- INSTRUCTIONS FOR THE TASK -
Output the listing below verbatim, from its first line to its last.

--- SUPPLIED MATERIAL Enclosed Below ---

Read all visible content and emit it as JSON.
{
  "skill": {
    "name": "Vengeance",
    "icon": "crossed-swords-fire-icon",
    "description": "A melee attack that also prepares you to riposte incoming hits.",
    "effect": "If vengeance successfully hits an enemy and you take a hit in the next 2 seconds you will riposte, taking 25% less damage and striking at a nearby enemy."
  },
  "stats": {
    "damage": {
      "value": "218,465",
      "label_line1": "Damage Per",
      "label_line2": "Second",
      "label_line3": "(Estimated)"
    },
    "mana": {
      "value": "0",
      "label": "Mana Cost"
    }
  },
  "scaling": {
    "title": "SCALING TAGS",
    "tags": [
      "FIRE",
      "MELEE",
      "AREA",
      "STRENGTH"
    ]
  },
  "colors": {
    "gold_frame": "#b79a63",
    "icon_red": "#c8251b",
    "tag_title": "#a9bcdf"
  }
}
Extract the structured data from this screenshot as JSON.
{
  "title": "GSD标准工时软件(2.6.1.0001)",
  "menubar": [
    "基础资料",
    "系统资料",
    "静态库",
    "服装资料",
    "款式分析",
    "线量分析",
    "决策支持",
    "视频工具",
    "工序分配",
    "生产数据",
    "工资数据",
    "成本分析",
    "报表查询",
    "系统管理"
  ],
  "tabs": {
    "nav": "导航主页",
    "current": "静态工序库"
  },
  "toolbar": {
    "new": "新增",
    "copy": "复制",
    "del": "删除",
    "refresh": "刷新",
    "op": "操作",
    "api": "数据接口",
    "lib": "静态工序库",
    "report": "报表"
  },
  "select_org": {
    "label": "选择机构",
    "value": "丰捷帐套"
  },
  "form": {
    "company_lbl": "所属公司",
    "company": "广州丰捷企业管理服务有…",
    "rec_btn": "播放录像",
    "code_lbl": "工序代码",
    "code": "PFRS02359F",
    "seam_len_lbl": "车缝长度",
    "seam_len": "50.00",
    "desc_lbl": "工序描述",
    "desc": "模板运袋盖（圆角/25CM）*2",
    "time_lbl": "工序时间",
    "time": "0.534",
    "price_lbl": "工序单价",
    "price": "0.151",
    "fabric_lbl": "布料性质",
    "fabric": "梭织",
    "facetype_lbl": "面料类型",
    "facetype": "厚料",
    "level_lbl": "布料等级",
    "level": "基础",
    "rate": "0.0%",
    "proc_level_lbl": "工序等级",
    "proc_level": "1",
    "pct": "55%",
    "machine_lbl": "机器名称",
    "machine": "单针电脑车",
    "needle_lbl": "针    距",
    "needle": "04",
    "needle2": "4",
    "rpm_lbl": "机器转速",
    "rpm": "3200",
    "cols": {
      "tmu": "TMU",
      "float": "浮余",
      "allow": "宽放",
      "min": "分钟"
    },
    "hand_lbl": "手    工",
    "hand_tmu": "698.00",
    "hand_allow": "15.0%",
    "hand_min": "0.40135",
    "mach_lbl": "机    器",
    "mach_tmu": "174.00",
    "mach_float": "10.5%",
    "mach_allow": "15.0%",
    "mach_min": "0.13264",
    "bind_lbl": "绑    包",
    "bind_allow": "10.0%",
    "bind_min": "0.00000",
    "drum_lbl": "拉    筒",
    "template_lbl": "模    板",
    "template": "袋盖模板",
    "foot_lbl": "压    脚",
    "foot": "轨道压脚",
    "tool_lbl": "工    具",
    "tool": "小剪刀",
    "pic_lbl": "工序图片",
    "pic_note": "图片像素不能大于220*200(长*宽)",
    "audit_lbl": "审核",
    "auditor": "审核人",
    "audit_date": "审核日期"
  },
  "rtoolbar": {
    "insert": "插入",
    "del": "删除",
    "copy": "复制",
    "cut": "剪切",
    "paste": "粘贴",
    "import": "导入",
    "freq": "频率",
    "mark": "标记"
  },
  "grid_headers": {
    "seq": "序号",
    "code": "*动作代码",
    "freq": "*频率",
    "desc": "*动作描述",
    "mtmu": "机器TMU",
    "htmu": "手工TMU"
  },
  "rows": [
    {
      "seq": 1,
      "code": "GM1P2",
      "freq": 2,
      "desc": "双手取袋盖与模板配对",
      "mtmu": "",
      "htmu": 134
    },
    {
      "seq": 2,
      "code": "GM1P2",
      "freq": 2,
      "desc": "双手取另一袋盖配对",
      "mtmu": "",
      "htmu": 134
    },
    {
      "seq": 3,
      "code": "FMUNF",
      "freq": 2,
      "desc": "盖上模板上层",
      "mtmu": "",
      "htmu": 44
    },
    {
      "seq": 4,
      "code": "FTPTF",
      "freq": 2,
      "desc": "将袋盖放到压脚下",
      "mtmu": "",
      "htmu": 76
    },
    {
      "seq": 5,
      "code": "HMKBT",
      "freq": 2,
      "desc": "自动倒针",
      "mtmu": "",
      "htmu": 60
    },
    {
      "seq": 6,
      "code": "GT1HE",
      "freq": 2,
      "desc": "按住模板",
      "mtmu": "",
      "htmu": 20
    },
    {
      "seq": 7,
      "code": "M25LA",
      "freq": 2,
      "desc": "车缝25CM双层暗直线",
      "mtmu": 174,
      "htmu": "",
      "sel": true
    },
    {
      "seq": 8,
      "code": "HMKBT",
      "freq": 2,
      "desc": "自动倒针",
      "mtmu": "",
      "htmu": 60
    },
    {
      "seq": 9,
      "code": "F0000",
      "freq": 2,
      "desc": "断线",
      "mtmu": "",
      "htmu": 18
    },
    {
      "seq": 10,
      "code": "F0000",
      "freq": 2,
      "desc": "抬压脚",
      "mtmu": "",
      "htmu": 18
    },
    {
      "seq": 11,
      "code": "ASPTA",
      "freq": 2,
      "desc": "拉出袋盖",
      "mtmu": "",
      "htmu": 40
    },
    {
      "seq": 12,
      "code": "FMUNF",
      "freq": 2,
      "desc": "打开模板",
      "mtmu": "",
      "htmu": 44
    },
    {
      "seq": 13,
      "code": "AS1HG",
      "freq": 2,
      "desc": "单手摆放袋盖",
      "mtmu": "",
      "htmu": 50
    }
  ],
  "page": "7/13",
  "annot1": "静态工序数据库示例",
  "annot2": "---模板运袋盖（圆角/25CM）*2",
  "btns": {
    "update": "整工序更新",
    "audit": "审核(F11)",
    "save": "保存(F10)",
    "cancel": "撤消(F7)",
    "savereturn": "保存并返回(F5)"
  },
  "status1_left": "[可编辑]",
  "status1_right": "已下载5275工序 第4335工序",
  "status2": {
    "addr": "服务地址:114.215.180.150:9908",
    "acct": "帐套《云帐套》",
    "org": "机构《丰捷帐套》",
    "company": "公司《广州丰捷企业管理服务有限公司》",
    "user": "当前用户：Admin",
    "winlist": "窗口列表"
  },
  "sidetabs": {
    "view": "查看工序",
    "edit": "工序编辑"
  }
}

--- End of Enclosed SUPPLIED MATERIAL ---

- SOLVED PROBLEM -
Read all visible content and emit it as JSON.
{
  "skill": {
    "name": "Vengeance",
    "icon": "crossed-swords-fire-icon",
    "description": "A melee attack that also prepares you to riposte incoming hits.",
    "effect": "If vengeance successfully hits an enemy and you take a hit in the next 2 seconds you will riposte, taking 25% less damage and striking at a nearby enemy."
  },
  "stats": {
    "damage": {
      "value": "218,465",
      "label_line1": "Damage Per",
      "label_line2": "Second",
      "label_line3": "(Estimated)"
    },
    "mana": {
      "value": "0",
      "label": "Mana Cost"
    }
  },
  "scaling": {
    "title": "SCALING TAGS",
    "tags": [
      "FIRE",
      "MELEE",
      "AREA",
      "STRENGTH"
    ]
  },
  "colors": {
    "gold_frame": "#b79a63",
    "icon_red": "#c8251b",
    "tag_title": "#a9bcdf"
  }
}
Extract the structured data from this screenshot as JSON.
{
  "title": "GSD标准工时软件(2.6.1.0001)",
  "menubar": [
    "基础资料",
    "系统资料",
    "静态库",
    "服装资料",
    "款式分析",
    "线量分析",
    "决策支持",
    "视频工具",
    "工序分配",
    "生产数据",
    "工资数据",
    "成本分析",
    "报表查询",
    "系统管理"
  ],
  "tabs": {
    "nav": "导航主页",
    "current": "静态工序库"
  },
  "toolbar": {
    "new": "新增",
    "copy": "复制",
    "del": "删除",
    "refresh": "刷新",
    "op": "操作",
    "api": "数据接口",
    "lib": "静态工序库",
    "report": "报表"
  },
  "select_org": {
    "label": "选择机构",
    "value": "丰捷帐套"
  },
  "form": {
    "company_lbl": "所属公司",
    "company": "广州丰捷企业管理服务有…",
    "rec_btn": "播放录像",
    "code_lbl": "工序代码",
    "code": "PFRS02359F",
    "seam_len_lbl": "车缝长度",
    "seam_len": "50.00",
    "desc_lbl": "工序描述",
    "desc": "模板运袋盖（圆角/25CM）*2",
    "time_lbl": "工序时间",
    "time": "0.534",
    "price_lbl": "工序单价",
    "price": "0.151",
    "fabric_lbl": "布料性质",
    "fabric": "梭织",
    "facetype_lbl": "面料类型",
    "facetype": "厚料",
    "level_lbl": "布料等级",
    "level": "基础",
    "rate": "0.0%",
    "proc_level_lbl": "工序等级",
    "proc_level": "1",
    "pct": "55%",
    "machine_lbl": "机器名称",
    "machine": "单针电脑车",
    "needle_lbl": "针    距",
    "needle": "04",
    "needle2": "4",
    "rpm_lbl": "机器转速",
    "rpm": "3200",
    "cols": {
      "tmu": "TMU",
      "float": "浮余",
      "allow": "宽放",
      "min": "分钟"
    },
    "hand_lbl": "手    工",
    "hand_tmu": "698.00",
    "hand_allow": "15.0%",
    "hand_min": "0.40135",
    "mach_lbl": "机    器",
    "mach_tmu": "174.00",
    "mach_float": "10.5%",
    "mach_allow": "15.0%",
    "mach_min": "0.13264",
    "bind_lbl": "绑    包",
    "bind_allow": "10.0%",
    "bind_min": "0.00000",
    "drum_lbl": "拉    筒",
    "template_lbl": "模    板",
    "template": "袋盖模板",
    "foot_lbl": "压    脚",
    "foot": "轨道压脚",
    "tool_lbl": "工    具",
    "tool": "小剪刀",
    "pic_lbl": "工序图片",
    "pic_note": "图片像素不能大于220*200(长*宽)",
    "audit_lbl": "审核",
    "auditor": "审核人",
    "audit_date": "审核日期"
  },
  "rtoolbar": {
    "insert": "插入",
    "del": "删除",
    "copy": "复制",
    "cut": "剪切",
    "paste": "粘贴",
    "import": "导入",
    "freq": "频率",
    "mark": "标记"
  },
  "grid_headers": {
    "seq": "序号",
    "code": "*动作代码",
    "freq": "*频率",
    "desc": "*动作描述",
    "mtmu": "机器TMU",
    "htmu": "手工TMU"
  },
  "rows": [
    {
      "seq": 1,
      "code": "GM1P2",
      "freq": 2,
      "desc": "双手取袋盖与模板配对",
      "mtmu": "",
      "htmu": 134
    },
    {
      "seq": 2,
      "code": "GM1P2",
      "freq": 2,
      "desc": "双手取另一袋盖配对",
      "mtmu": "",
      "htmu": 134
    },
    {
      "seq": 3,
      "code": "FMUNF",
      "freq": 2,
      "desc": "盖上模板上层",
      "mtmu": "",
      "htmu": 44
    },
    {
      "seq": 4,
      "code": "FTPTF",
      "freq": 2,
      "desc": "将袋盖放到压脚下",
      "mtmu": "",
      "htmu": 76
    },
    {
      "seq": 5,
      "code": "HMKBT",
      "freq": 2,
      "desc": "自动倒针",
      "mtmu": "",
      "htmu": 60
    },
    {
      "seq": 6,
      "code": "GT1HE",
      "freq": 2,
      "desc": "按住模板",
      "mtmu": "",
      "htmu": 20
    },
    {
      "seq": 7,
      "code": "M25LA",
      "freq": 2,
      "desc": "车缝25CM双层暗直线",
      "mtmu": 174,
      "htmu": "",
      "sel": true
    },
    {
      "seq": 8,
      "code": "HMKBT",
      "freq": 2,
      "desc": "自动倒针",
      "mtmu": "",
      "htmu": 60
    },
    {
      "seq": 9,
      "code": "F0000",
      "freq": 2,
      "desc": "断线",
      "mtmu": "",
      "htmu": 18
    },
    {
      "seq": 10,
      "code": "F0000",
      "freq": 2,
      "desc": "抬压脚",
      "mtmu": "",
      "htmu": 18
    },
    {
      "seq": 11,
      "code": "ASPTA",
      "freq": 2,
      "desc": "拉出袋盖",
      "mtmu": "",
      "htmu": 40
    },
    {
      "seq": 12,
      "code": "FMUNF",
      "freq": 2,
      "desc": "打开模板",
      "mtmu": "",
      "htmu": 44
    },
    {
      "seq": 13,
      "code": "AS1HG",
      "freq": 2,
      "desc": "单手摆放袋盖",
      "mtmu": "",
      "htmu": 50
    }
  ],
  "page": "7/13",
  "annot1": "静态工序数据库示例",
  "annot2": "---模板运袋盖（圆角/25CM）*2",
  "btns": {
    "update": "整工序更新",
    "audit": "审核(F11)",
    "save": "保存(F10)",
    "cancel": "撤消(F7)",
    "savereturn": "保存并返回(F5)"
  },
  "status1_left": "[可编辑]",
  "status1_right": "已下载5275工序 第4335工序",
  "status2": {
    "addr": "服务地址:114.215.180.150:9908",
    "acct": "帐套《云帐套》",
    "org": "机构《丰捷帐套》",
    "company": "公司《广州丰捷企业管理服务有限公司》",
    "user": "当前用户：Admin",
    "winlist": "窗口列表"
  },
  "sidetabs": {
    "view": "查看工序",
    "edit": "工序编辑"
  }
}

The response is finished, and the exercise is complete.